I love talking to others about their goals.
I’ve recently been asked a few times, “how should I think about tracking my financial goals?”
There is one goal that transcends individual circumstances and is universally relevant.
It’s a goal I want to practice more in my family life. It’s transformative for anyone who wants to improve their finances (and shape the world around us). This goal is the driving force behind our work at Tiller. Simply put: become more aware of your spending.
We are what we spend.
Our closets, attics and garages are filled with our spending choices. The buildings in town, the design of your shoes, and the produce options at the grocery store are a response to our collective spending choices.
Every dollar we spend is a vote. If we want to change ourselves, and if we want to change the world, then we should focus on where we vote with our dollars.
Technology makes spending easy. We can swipe or click and spend with ease. For most of us, it’s challenging to say with any specificity where we actually spend our money. Spending is as easy and mindless as using “um” or “like” in a sentence.
We speak these words, but we’re not always aware. I do this all the time.
So how do we build awareness of our spending?
It’s concrete and simple: sit down each day and review the money you spent. If you share finances with someone else, do this together. There are many tools that make this easy.
You can do it with a pen and pad of paper. You can do this with software. A spreadsheet works well, and Tiller eliminates the data import hassle.
Next, think about how that spending aligns with what’s important in your life.
As part of this resolution, jot down your values and priorities on a sheet of paper. Don’t get stuck on trying to make this perfect. This is a living document.
Over time, you’ll cross some out and add others. You can bring out this page each night when you review what you’ve spent.
The three minute daily spending review.
Reviewing your spending doesn’t have to take more than a few minutes. In exchange for those minutes, you’ll find that you rapidly build awareness about your money.
You’ll start to pay attention to the flow of what you spend. You’ll see trends. You’ll notice changes. You can ask, “how does my spending align with my values?”
The more you think about it in terms of what you’ve spent, the more you’ll think about it before you actually spend.
Then one day, magically, you’ll find your spending starts to shift. Your spending begins to align more closely with your priorities and values.
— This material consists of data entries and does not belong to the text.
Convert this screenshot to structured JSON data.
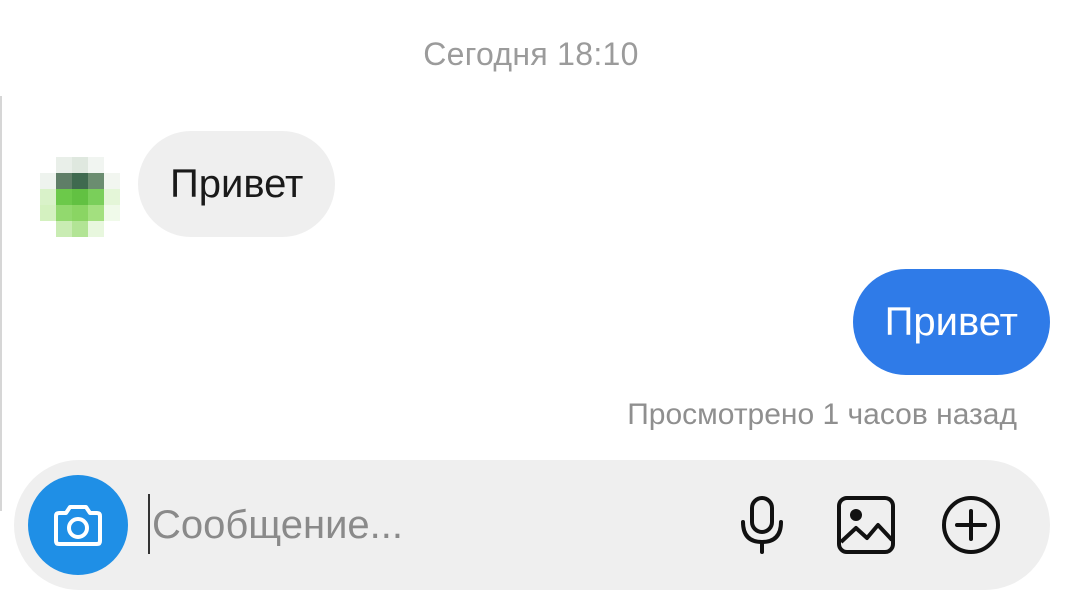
{
  "chat": {
    "timestamp": "Сегодня 18:10",
    "messages": [
      {
        "direction": "incoming",
        "text": "Привет"
      },
      {
        "direction": "outgoing",
        "text": "Привет"
      }
    ],
    "seen_status": "Просмотрено 1 часов назад"
  },
  "composer": {
    "placeholder": "Сообщение...",
    "value": "",
    "icons": {
      "camera": "camera-icon",
      "microphone": "microphone-icon",
      "gallery": "image-icon",
      "more": "plus-circle-icon"
    }
  },
  "colors": {
    "outgoing_bubble": "#2f7be8",
    "incoming_bubble": "#efefef",
    "camera_button": "#1f8fe6",
    "composer_background": "#efefef",
    "meta_text": "#9b9b9b"
  }
}
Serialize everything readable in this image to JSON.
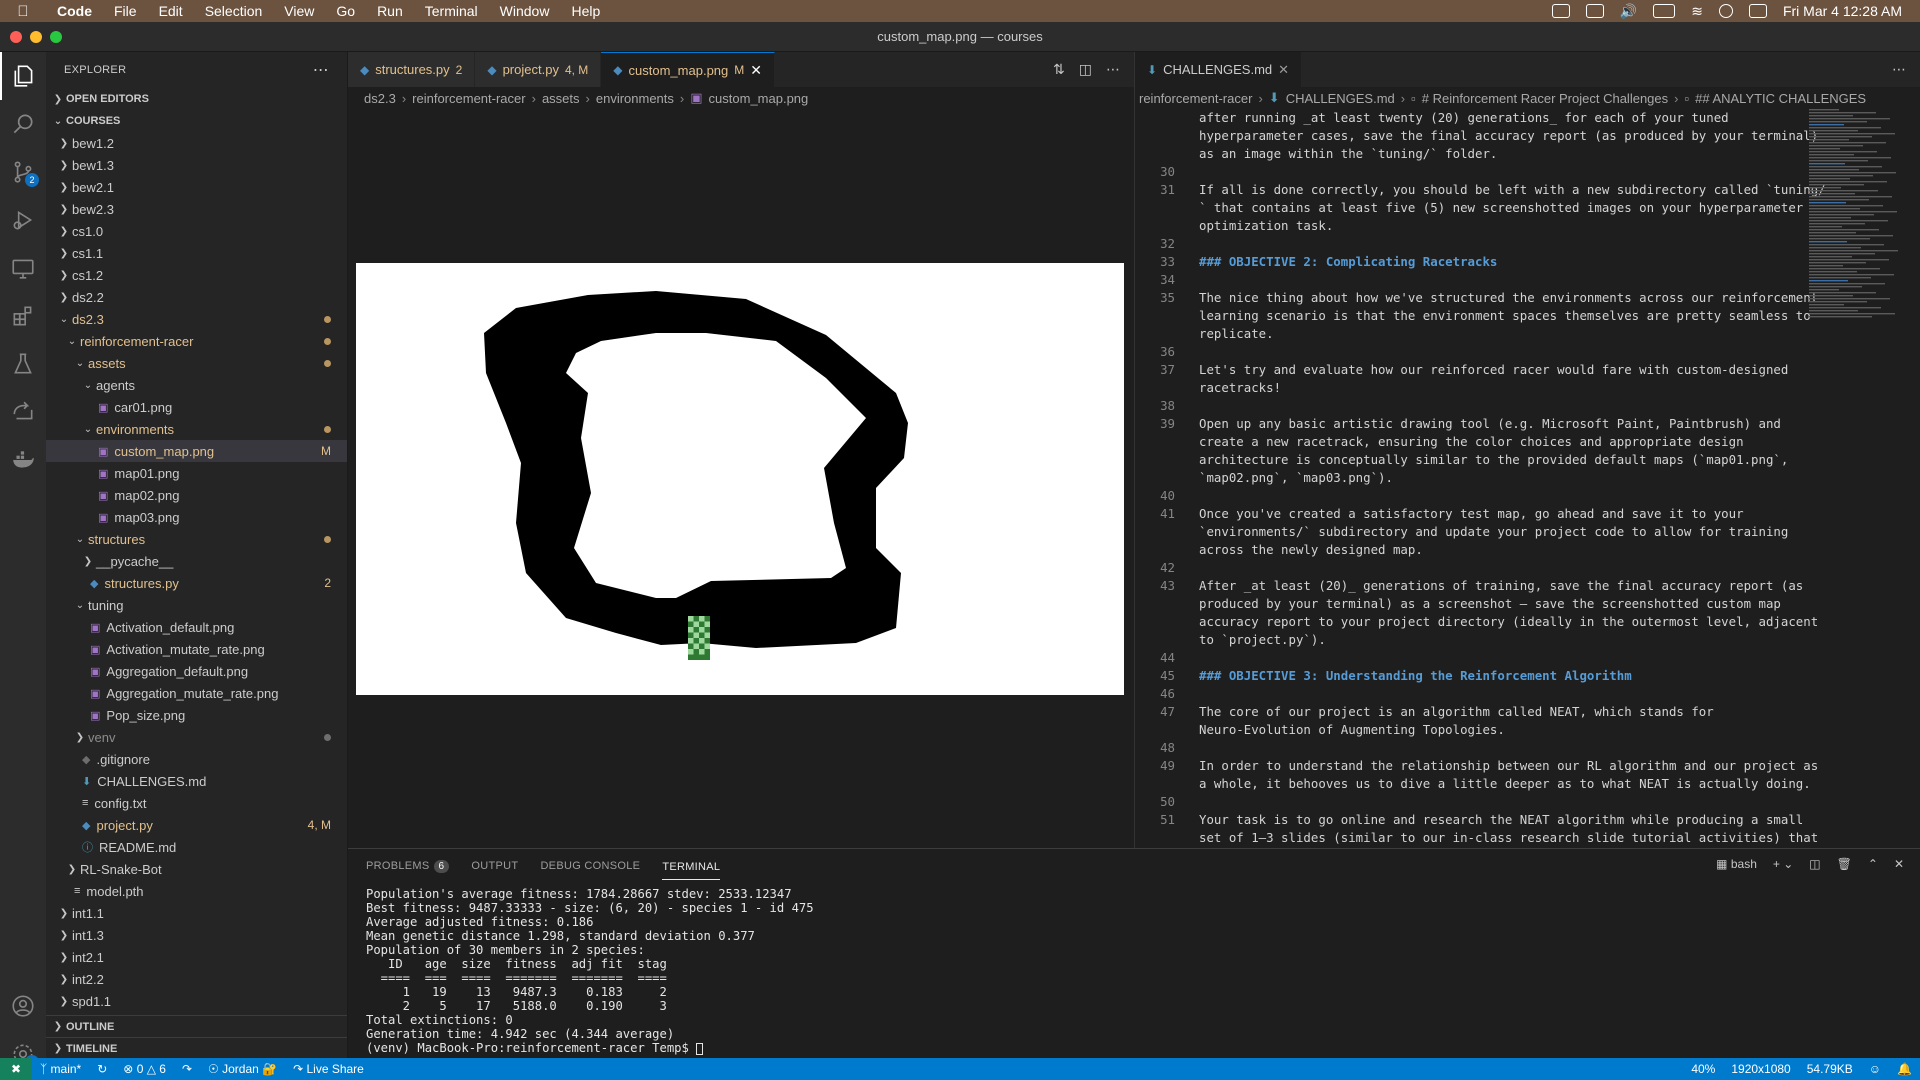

We’re all busy. Where do we find three minutes?
Good question. Even a few minutes can be hard to spare, but think about how much time you make earning that money. Let’s say you spend 40 hours or more a week working to generate income.
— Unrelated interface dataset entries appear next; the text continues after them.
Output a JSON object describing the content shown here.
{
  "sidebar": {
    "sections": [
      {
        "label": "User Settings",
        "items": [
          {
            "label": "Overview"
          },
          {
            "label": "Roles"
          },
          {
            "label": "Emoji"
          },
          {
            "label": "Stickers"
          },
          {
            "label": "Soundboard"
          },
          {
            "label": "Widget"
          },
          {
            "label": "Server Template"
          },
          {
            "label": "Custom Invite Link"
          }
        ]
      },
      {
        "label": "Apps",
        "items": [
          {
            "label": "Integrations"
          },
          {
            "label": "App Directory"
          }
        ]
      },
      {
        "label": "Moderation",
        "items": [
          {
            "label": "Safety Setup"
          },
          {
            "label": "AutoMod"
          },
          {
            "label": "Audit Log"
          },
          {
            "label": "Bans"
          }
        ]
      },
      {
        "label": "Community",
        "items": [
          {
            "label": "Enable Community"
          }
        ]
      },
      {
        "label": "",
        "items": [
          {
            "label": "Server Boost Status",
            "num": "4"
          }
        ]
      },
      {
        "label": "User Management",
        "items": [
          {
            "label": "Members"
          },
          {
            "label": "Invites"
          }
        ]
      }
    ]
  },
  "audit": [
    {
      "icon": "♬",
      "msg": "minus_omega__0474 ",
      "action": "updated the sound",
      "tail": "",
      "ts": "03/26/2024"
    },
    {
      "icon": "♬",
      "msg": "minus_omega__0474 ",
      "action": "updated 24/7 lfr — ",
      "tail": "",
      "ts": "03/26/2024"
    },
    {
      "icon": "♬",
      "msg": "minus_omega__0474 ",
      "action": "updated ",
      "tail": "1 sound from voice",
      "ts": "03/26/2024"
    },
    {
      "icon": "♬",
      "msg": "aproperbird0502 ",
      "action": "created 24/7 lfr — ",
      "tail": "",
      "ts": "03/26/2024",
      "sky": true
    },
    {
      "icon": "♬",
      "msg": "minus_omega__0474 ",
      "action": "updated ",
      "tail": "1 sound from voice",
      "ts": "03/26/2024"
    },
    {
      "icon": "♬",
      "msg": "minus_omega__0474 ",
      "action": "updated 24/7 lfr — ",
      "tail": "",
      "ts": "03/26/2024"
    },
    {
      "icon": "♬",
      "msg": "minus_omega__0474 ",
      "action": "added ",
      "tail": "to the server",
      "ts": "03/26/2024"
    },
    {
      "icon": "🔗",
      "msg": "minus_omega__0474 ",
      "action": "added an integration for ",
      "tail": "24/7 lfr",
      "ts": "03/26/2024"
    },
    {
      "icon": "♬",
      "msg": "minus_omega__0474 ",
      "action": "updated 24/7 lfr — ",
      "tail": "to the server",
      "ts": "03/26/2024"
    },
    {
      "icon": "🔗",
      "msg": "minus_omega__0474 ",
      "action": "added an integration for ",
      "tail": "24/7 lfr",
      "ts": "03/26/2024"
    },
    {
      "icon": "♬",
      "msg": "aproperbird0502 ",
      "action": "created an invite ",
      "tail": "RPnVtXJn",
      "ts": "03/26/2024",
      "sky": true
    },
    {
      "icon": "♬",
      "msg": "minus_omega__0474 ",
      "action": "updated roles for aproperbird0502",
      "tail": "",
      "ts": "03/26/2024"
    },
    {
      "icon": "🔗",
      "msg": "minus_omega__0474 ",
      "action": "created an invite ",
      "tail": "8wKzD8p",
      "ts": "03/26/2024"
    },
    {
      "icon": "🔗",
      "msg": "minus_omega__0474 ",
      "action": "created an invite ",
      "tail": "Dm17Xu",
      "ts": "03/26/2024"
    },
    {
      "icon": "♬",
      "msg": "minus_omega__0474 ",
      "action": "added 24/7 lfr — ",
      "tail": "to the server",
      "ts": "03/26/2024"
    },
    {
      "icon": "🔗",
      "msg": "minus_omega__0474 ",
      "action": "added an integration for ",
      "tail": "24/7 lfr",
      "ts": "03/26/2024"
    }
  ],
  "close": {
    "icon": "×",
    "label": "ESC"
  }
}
Three quiet minutes focused on reviewing your spending each day is less than 1% of your work time. You’re still spending 100x more energy making money than paying attention to spending.
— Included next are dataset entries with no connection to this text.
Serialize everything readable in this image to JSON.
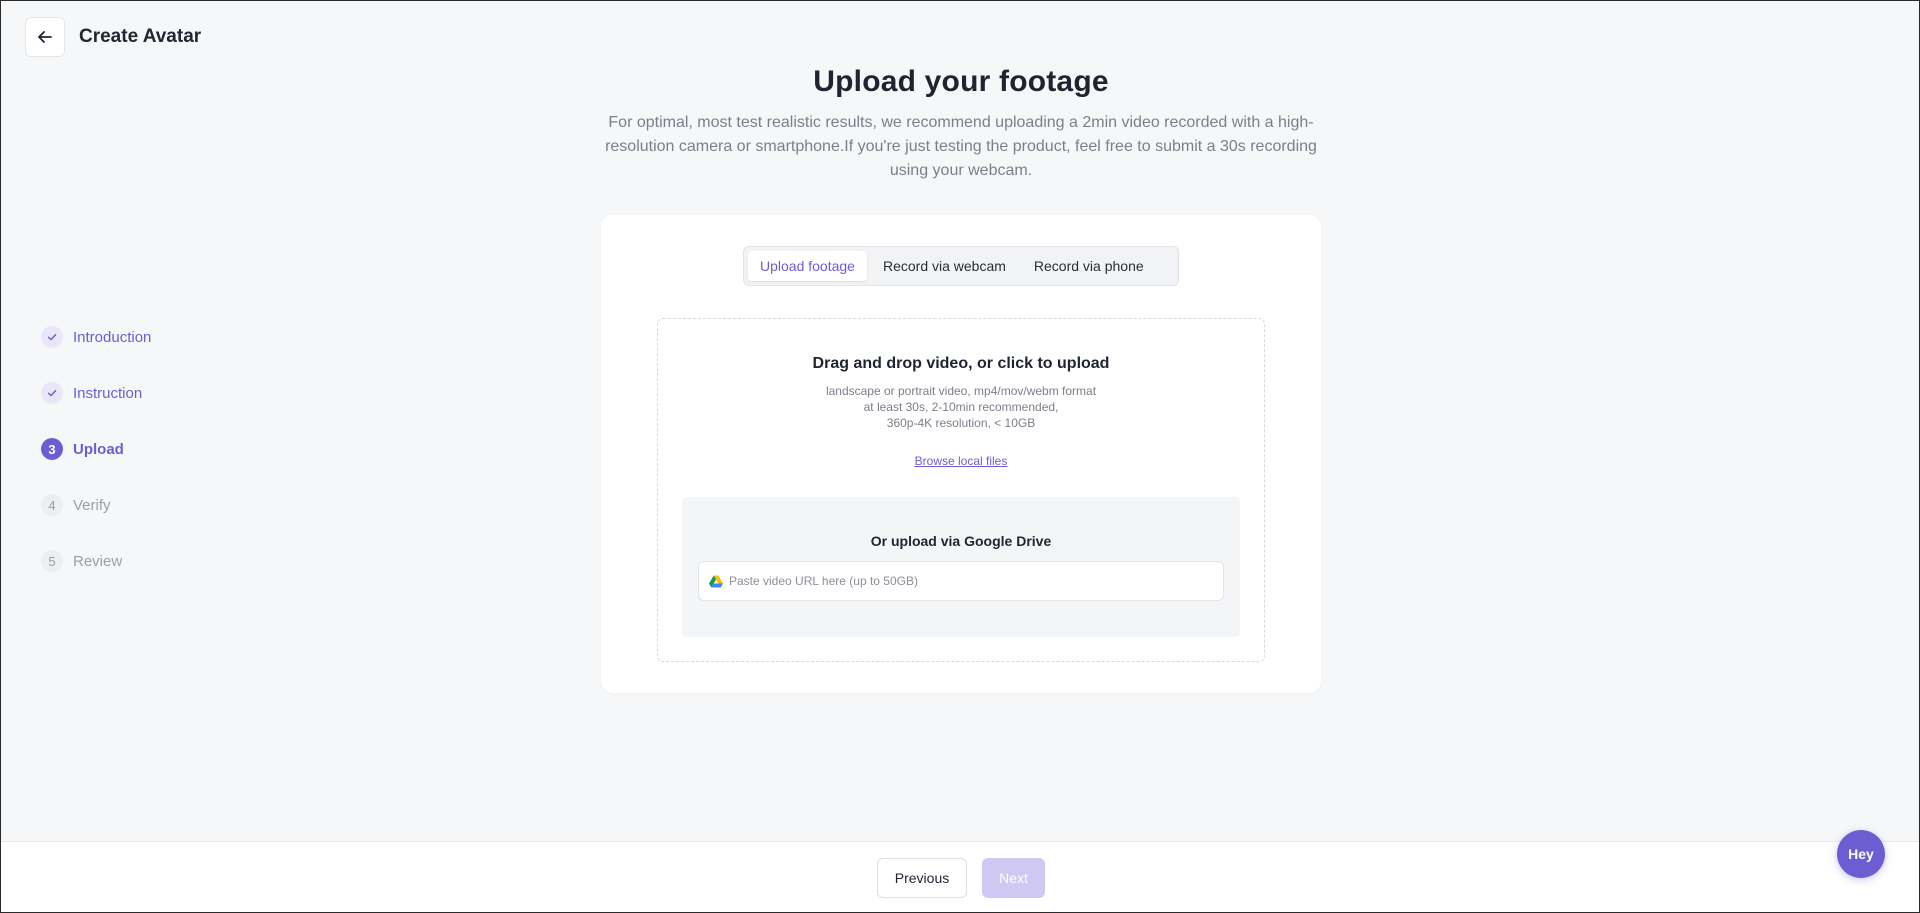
{
  "header": {
    "title": "Create Avatar",
    "back_icon": "arrow-left-icon"
  },
  "main": {
    "heading": "Upload your footage",
    "description": "For optimal, most test realistic results, we recommend uploading a 2min video recorded with a high-resolution camera or smartphone.If you're just testing the product, feel free to submit a 30s recording using your webcam."
  },
  "steps": [
    {
      "label": "Introduction",
      "marker": "",
      "state": "done"
    },
    {
      "label": "Instruction",
      "marker": "",
      "state": "done"
    },
    {
      "label": "Upload",
      "marker": "3",
      "state": "active"
    },
    {
      "label": "Verify",
      "marker": "4",
      "state": "todo"
    },
    {
      "label": "Review",
      "marker": "5",
      "state": "todo"
    }
  ],
  "tabs": [
    {
      "label": "Upload footage",
      "active": true
    },
    {
      "label": "Record via webcam",
      "active": false
    },
    {
      "label": "Record via phone",
      "active": false
    }
  ],
  "upload": {
    "title": "Drag and drop video, or click to upload",
    "desc_lines": [
      "landscape or portrait video, mp4/mov/webm format",
      "at least 30s, 2-10min recommended,",
      "360p-4K resolution, < 10GB"
    ],
    "browse_label": "Browse local files"
  },
  "gdrive": {
    "title": "Or upload via Google Drive",
    "placeholder": "Paste video URL here (up to 50GB)",
    "value": "",
    "icon": "google-drive-icon"
  },
  "footer": {
    "previous_label": "Previous",
    "next_label": "Next"
  },
  "chat": {
    "label": "Hey"
  },
  "colors": {
    "accent": "#6d5dd3",
    "accent_light": "#e9e6f7",
    "next_disabled": "#cfc8f3",
    "background": "#f6f7f9"
  }
}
Awareness leads to progress
Yesterday I talked to James, who is now 50, and he expressed his disappointment that his family had not yet bought a house.
He sells cars for a living and makes a good income. He rattled off all of the dirt bikes, road bikes, cars, and things he’s bought over the last 20 years.
Owning a house is really important to him, but he and his wife don’t own one yet. If James writes down what’s important to him and watches where he spends, he’s much more likely to make progress towards those priorities.
Do this for a week, and you’ll become more aware. Do this for a month, and you’ll notice small changes. Do this for a year, and you’ll notice big changes. Do this for several years, and you’ll transform your relationship with money.
What are your goals? I’d love to hear about them. Drop me an email at firstname.lastname@example.org